Data records for software interfaces
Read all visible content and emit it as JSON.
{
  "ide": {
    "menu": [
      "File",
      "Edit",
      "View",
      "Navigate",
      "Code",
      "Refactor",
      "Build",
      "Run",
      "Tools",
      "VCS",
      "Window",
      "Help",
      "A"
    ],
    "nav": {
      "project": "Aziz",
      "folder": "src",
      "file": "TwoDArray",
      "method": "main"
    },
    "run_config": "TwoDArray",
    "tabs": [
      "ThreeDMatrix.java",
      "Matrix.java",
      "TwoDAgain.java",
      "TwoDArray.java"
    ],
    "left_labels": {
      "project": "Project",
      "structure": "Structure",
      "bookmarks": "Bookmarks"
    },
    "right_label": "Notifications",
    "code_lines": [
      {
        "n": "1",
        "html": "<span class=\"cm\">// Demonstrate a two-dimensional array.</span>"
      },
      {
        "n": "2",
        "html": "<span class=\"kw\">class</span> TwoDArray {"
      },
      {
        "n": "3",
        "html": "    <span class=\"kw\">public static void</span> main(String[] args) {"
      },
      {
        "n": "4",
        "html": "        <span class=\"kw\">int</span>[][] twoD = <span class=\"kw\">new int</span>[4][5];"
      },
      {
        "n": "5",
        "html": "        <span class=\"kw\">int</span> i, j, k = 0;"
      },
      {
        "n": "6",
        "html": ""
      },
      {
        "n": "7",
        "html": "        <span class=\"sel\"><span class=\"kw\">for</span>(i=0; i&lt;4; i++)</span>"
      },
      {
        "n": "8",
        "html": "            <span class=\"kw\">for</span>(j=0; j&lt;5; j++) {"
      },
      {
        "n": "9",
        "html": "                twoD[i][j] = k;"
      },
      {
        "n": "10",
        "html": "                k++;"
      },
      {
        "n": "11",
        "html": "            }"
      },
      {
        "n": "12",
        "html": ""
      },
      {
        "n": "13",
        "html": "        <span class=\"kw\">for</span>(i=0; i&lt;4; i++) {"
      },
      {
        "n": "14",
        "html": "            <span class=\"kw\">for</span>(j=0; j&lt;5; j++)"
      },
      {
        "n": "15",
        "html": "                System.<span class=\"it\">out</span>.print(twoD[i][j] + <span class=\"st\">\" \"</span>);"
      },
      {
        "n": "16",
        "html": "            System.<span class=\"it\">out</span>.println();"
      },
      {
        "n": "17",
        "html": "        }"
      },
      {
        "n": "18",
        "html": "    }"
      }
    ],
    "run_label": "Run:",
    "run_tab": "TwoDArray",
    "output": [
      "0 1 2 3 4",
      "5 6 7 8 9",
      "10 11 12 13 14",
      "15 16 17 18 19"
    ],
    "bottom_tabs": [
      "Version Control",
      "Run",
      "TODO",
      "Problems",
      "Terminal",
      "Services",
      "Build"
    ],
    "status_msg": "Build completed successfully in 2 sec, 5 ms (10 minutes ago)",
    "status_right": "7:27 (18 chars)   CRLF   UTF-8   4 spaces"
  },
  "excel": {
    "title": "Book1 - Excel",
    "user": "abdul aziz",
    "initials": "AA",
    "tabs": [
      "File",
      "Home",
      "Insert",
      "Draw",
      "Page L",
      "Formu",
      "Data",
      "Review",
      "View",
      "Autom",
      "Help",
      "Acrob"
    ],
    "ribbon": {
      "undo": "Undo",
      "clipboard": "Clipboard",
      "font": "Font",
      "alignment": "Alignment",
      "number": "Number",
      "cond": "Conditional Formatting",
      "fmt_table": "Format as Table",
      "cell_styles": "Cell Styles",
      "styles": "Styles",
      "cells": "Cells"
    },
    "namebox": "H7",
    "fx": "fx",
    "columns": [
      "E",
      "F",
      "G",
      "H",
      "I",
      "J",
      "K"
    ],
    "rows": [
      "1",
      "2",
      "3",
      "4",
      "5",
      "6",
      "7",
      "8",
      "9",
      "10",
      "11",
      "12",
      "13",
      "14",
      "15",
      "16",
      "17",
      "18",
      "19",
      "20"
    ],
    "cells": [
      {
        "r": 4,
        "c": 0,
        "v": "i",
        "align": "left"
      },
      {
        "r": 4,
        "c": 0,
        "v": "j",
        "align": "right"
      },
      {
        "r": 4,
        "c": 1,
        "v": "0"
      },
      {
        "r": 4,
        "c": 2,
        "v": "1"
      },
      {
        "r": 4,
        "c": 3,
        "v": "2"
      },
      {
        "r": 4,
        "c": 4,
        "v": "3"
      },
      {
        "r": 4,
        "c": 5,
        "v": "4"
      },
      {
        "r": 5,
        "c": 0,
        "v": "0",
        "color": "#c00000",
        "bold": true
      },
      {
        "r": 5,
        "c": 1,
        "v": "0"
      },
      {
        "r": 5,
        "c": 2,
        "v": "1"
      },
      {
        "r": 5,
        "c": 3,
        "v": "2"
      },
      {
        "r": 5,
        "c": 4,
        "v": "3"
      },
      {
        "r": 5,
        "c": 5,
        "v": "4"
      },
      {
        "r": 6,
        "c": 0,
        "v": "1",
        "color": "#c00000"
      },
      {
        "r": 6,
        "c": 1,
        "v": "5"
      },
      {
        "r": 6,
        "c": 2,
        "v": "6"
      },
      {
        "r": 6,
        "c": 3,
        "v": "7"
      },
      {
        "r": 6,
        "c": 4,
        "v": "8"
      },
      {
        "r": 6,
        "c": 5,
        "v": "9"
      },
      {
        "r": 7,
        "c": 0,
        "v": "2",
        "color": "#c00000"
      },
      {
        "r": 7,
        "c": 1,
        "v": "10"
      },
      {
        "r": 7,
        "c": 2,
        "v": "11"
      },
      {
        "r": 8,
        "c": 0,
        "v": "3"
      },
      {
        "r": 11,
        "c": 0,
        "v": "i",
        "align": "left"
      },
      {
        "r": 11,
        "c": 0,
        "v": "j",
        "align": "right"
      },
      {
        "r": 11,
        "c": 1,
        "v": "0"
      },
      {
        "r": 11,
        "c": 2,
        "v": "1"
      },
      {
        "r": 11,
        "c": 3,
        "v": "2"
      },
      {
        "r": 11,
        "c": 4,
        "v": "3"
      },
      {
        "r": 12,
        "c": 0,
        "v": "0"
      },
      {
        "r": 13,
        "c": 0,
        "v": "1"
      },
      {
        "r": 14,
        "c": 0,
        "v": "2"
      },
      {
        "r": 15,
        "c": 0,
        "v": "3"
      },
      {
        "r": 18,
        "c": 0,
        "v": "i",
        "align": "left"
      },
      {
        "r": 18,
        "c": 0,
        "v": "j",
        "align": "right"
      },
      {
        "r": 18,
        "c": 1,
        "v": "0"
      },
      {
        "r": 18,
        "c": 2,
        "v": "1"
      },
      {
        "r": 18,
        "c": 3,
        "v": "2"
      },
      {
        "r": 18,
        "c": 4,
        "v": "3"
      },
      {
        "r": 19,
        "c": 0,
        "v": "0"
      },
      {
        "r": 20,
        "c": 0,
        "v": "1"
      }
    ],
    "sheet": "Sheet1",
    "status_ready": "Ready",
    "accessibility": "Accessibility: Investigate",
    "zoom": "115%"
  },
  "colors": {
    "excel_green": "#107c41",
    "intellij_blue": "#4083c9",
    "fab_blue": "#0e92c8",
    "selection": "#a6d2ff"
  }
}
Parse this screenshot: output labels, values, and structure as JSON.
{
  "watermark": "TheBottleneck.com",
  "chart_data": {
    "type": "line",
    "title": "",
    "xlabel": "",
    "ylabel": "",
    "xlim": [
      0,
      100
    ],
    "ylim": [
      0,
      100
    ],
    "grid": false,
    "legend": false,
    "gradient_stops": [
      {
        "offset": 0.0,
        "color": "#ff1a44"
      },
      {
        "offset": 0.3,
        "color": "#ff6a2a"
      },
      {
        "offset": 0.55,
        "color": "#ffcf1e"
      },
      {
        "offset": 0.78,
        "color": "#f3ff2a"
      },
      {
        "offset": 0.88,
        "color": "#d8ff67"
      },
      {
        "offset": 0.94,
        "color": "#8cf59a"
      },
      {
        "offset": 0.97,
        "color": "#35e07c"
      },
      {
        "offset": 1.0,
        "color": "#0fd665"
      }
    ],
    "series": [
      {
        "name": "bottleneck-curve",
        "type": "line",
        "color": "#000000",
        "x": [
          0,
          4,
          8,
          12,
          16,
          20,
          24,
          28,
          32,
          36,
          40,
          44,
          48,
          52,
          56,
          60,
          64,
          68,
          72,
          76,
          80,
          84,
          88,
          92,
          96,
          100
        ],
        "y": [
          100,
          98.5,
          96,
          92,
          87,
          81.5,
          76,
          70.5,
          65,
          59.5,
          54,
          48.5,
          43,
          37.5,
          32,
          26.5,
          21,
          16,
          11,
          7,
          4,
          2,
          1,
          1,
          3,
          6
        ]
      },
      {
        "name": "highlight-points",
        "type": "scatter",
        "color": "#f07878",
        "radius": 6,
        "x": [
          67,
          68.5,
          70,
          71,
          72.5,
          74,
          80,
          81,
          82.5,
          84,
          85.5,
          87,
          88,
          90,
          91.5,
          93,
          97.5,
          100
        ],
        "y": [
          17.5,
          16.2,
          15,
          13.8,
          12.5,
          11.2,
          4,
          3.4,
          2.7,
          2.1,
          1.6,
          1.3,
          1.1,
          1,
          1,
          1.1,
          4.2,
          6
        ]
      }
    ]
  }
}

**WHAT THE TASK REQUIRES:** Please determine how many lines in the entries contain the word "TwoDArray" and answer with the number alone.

**WRITTEN SOLUTION:** 5